As an expert in the field of ophthalmology, I'm often asked about the best surgical interventions for age-related cataracts. Age-related cataracts are a common condition affecting older individuals, and in most cases, surgery is the only treatment. In this article, I'll discuss the different types of surgical interventions available, their benefits and drawbacks, and the cost of each procedure.
The two main surgical interventions for age-related cataracts are
extracapsular cataract extraction (ECCE)and
phacoemulsification. ECCE involves making a small incision in the cornea to remove the lens nucleus without fragmenting it. This leaves the capsule intact, which can help the eyes heal. However, a small incision does carry an increased complication rate. The Phako method is a more minor incision requiring a 3.2 mm precise corneal incision. This results in less scarring and reduces postoperative inflammation.
During the first 6 months after surgery, the phaco-tab group had better visual acuity and fewer complications than the ECCE group. After that, however, a higher percentage of patients required spectacles. Moreover, patients in the ECCE group were left with more excess astigmatism. Hence, the visual outcomes were worse in the ECCE group throughout the follow-up.
In addition, a significant proportion of the ECCE group required sutures for protrusion and wound leak. Eight of the 244 patients in the ECCE group required sutures, whereas only five in the phaco-tab group needed sutures.
Despite the higher preoperative complication rate, the ECCE procedure did not require a substantial relearning curve. The increased rate of astigmatism after surgery is probably due to the requirement for an open eye during surgery.
The cost of phacoemulsification, ECCE, and the combined procedure was analyzed. Each operation required a different resource input. These inputs included the operating theatre/surgical episode, the average cost of the system, the resource input category of outpatients, and the average depreciation of the equipment. The prices were compared with the National Health Service and were assessed by a cost of good visual outcome analysis.

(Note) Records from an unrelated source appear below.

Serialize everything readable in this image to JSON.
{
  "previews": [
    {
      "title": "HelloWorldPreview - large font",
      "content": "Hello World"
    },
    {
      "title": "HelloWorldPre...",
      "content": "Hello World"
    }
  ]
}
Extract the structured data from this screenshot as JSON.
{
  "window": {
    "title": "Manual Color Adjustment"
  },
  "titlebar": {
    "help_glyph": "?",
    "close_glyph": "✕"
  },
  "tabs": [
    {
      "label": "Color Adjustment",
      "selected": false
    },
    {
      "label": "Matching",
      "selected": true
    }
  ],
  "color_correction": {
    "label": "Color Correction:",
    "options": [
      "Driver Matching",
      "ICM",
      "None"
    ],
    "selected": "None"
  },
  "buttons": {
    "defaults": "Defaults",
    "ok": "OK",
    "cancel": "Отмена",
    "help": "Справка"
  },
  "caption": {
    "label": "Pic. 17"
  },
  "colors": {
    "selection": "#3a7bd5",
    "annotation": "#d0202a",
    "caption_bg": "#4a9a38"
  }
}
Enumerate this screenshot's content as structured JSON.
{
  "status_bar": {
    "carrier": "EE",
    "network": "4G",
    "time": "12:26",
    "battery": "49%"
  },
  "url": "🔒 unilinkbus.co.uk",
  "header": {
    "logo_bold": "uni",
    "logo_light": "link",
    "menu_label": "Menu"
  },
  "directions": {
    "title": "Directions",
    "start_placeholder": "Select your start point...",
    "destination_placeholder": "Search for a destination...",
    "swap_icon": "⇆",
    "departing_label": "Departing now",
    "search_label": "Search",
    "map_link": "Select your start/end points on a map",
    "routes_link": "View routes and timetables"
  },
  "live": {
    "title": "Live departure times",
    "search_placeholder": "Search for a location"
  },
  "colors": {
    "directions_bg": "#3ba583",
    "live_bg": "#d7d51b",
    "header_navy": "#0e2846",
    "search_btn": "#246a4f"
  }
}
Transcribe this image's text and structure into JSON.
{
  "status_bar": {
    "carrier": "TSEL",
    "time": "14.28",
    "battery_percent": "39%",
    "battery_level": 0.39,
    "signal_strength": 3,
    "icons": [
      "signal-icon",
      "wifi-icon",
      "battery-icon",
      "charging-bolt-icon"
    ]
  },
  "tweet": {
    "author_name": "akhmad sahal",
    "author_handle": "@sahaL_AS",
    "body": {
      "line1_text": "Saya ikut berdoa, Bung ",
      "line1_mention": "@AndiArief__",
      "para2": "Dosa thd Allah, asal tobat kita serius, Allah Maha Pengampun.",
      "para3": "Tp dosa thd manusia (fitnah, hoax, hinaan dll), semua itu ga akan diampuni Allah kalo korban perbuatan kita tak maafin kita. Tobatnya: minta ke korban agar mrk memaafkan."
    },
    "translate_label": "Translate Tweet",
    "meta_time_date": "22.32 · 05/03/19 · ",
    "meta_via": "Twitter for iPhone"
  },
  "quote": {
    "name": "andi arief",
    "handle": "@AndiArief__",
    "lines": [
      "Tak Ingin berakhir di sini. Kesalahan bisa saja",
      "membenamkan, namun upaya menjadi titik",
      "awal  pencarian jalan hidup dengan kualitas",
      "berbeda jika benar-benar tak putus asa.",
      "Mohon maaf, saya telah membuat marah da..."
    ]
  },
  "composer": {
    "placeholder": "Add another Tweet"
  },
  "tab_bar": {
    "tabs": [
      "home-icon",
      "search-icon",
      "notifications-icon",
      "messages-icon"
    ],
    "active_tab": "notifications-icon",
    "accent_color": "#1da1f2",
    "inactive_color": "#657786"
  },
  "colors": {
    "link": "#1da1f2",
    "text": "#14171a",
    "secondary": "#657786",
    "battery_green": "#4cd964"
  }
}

Phacoemulsification is the most common surgical intervention for age-related cataracts. It uses ultrasound energy to break up the cataract. An IOL is then inserted into the lens capsule.
Extracapsular cataract extraction is another surgical option for older patients. This type of surgery involves making a small incision in the cornea, allowing for the removal of the cataract in one piece.
Although extracapsular cataract extraction is more beneficial for older patients, it is unsuitable for all cases. Phacoemulsification is the method most used in developed countries and provides comparable visual outcomes.
However, there are some limitations to each technique. The results are also subject to the skill of the eye surgeon performing the operation. In addition, studies have not consistently shown lower complications or faster recovery.
Manual Minor Incision Cataract Surgery
Manual minor incision cataract surgery (SICS) is less expensive and offers a low-risk alternative to phacoemulsification. This surgery is especially useful in developing countries.
17 randomized controlled trials (RCTs) were reviewed on 9627 people. The trials were conducted in various settings, including Europe and America as well as developing countries.
Several of these studies reported similar results. However, some authors felt that long-term follow-up could have been easier to assess. Another issue was that assessors in some studies were masked.
A systematic review of these 17 RCTs was completed by two independent authors. The researchers found that PHACO provided a higher visual outcome than extracapsular cataract surgery.